- Opening Delimiter -

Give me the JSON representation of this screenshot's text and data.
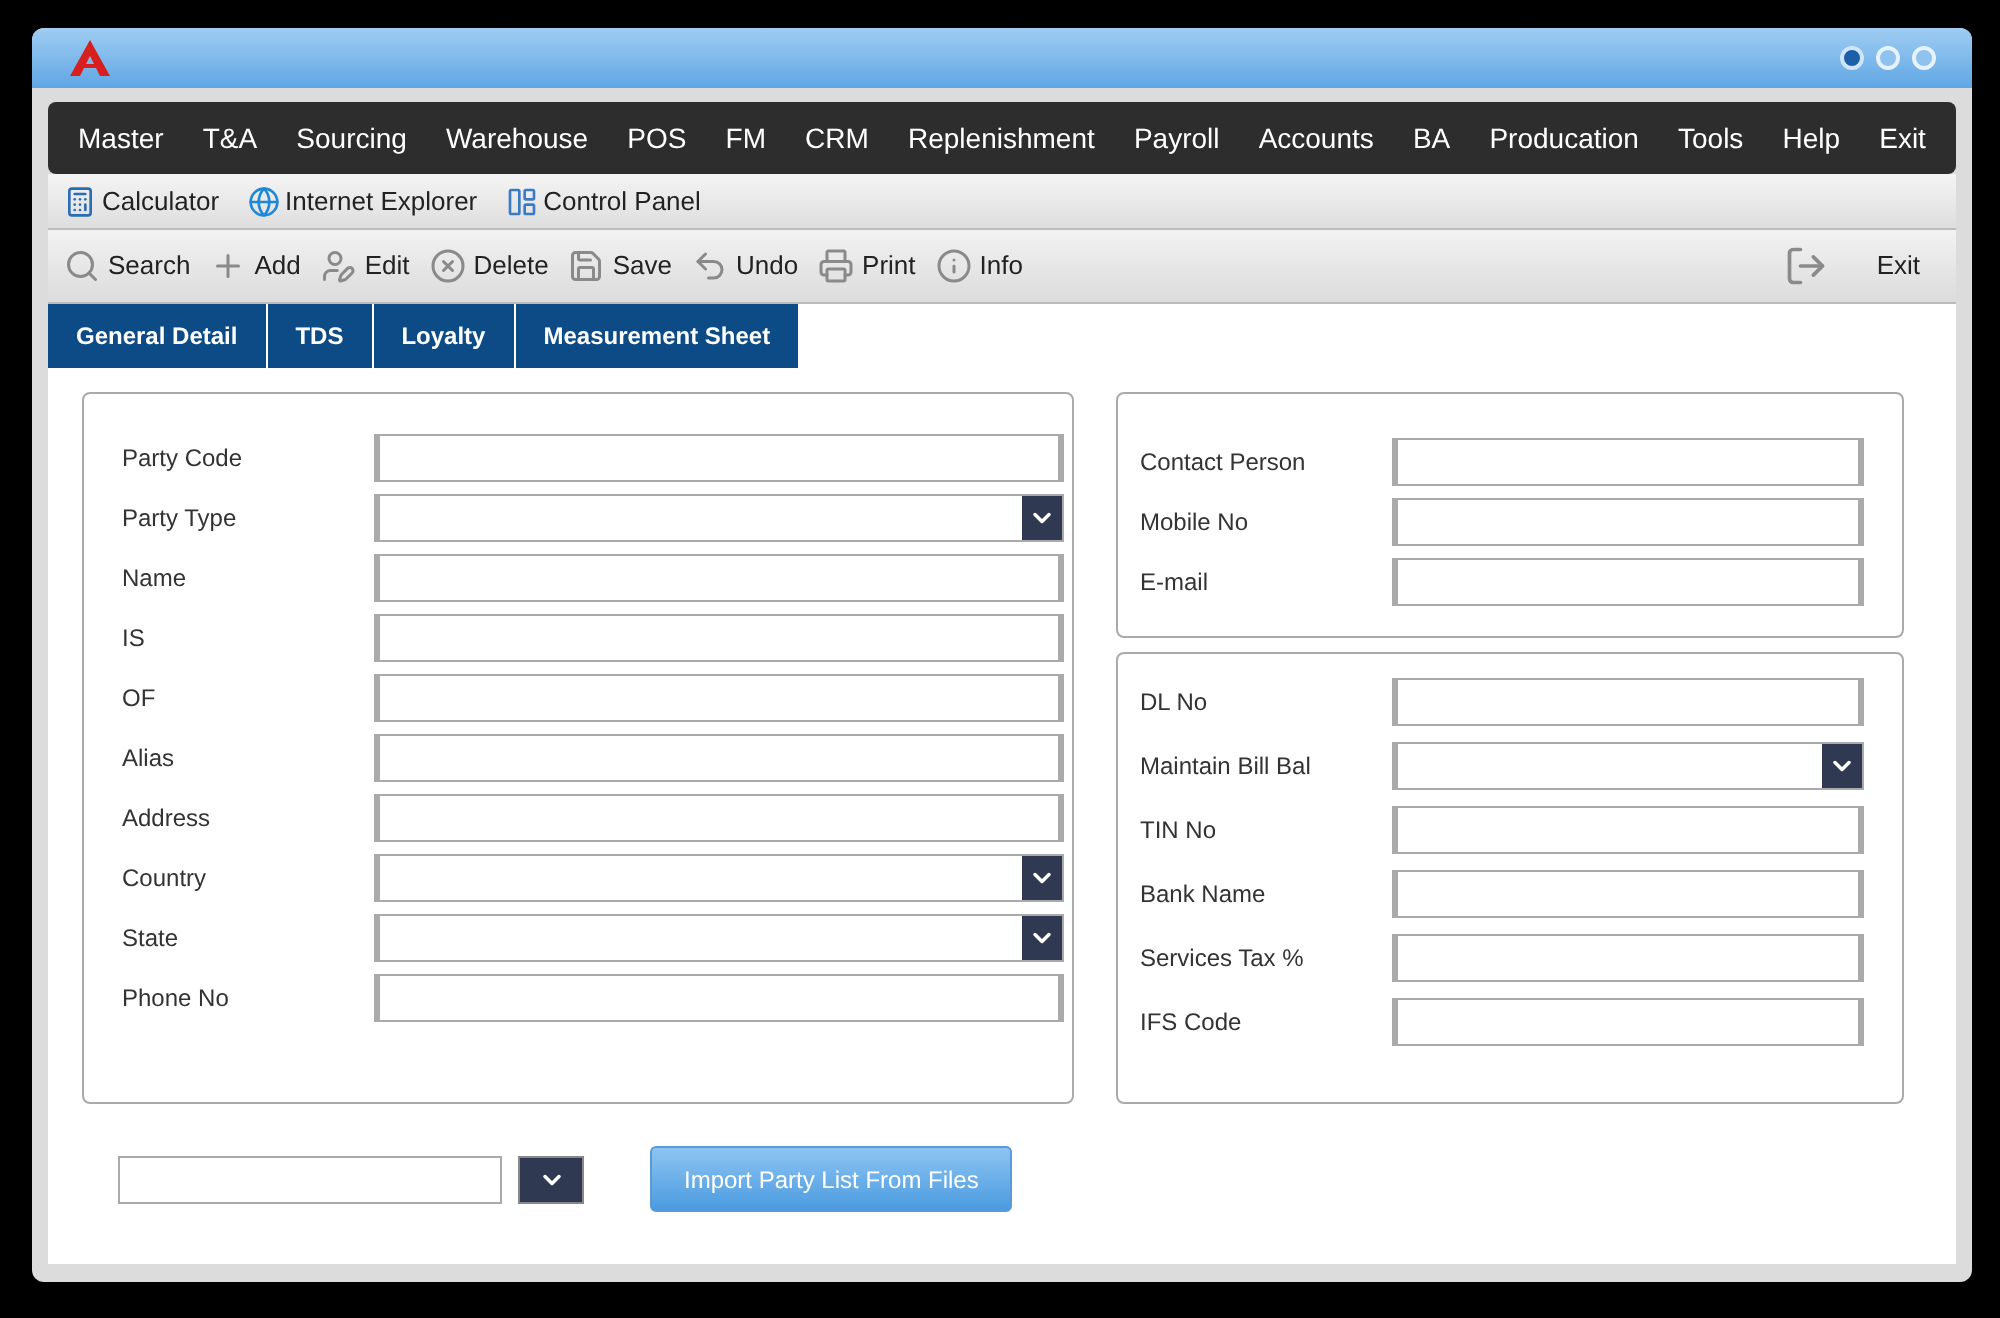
{
  "menu": [
    "Master",
    "T&A",
    "Sourcing",
    "Warehouse",
    "POS",
    "FM",
    "CRM",
    "Replenishment",
    "Payroll",
    "Accounts",
    "BA",
    "Producation",
    "Tools",
    "Help",
    "Exit"
  ],
  "quick_launch": [
    {
      "label": "Calculator",
      "kind": "calculator"
    },
    {
      "label": "Internet Explorer",
      "kind": "browser"
    },
    {
      "label": "Control Panel",
      "kind": "panel"
    }
  ],
  "toolbar": [
    {
      "label": "Search",
      "kind": "search"
    },
    {
      "label": "Add",
      "kind": "add"
    },
    {
      "label": "Edit",
      "kind": "edit"
    },
    {
      "label": "Delete",
      "kind": "delete"
    },
    {
      "label": "Save",
      "kind": "save"
    },
    {
      "label": "Undo",
      "kind": "undo"
    },
    {
      "label": "Print",
      "kind": "print"
    },
    {
      "label": "Info",
      "kind": "info"
    }
  ],
  "exit_button": "Exit",
  "tabs": [
    "General Detail",
    "TDS",
    "Loyalty",
    "Measurement Sheet"
  ],
  "left_panel": [
    {
      "label": "Party Code",
      "kind": "text"
    },
    {
      "label": "Party Type",
      "kind": "select"
    },
    {
      "label": "Name",
      "kind": "text"
    },
    {
      "label": "IS",
      "kind": "text"
    },
    {
      "label": "OF",
      "kind": "text"
    },
    {
      "label": "Alias",
      "kind": "text"
    },
    {
      "label": "Address",
      "kind": "text"
    },
    {
      "label": "Country",
      "kind": "select"
    },
    {
      "label": "State",
      "kind": "select"
    },
    {
      "label": "Phone No",
      "kind": "text"
    }
  ],
  "contact_panel": [
    {
      "label": "Contact Person",
      "kind": "text"
    },
    {
      "label": "Mobile No",
      "kind": "text"
    },
    {
      "label": "E-mail",
      "kind": "text"
    }
  ],
  "bank_panel": [
    {
      "label": "DL No",
      "kind": "text"
    },
    {
      "label": "Maintain Bill Bal",
      "kind": "select"
    },
    {
      "label": "TIN No",
      "kind": "text"
    },
    {
      "label": "Bank Name",
      "kind": "text"
    },
    {
      "label": "Services Tax %",
      "kind": "text"
    },
    {
      "label": "IFS Code",
      "kind": "text"
    }
  ],
  "import_button": "Import Party List From Files"
}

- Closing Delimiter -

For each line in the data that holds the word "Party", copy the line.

Result of the task:
      "label": "Party Code",
      "label": "Party Type",
  "import_button": "Import Party List From Files"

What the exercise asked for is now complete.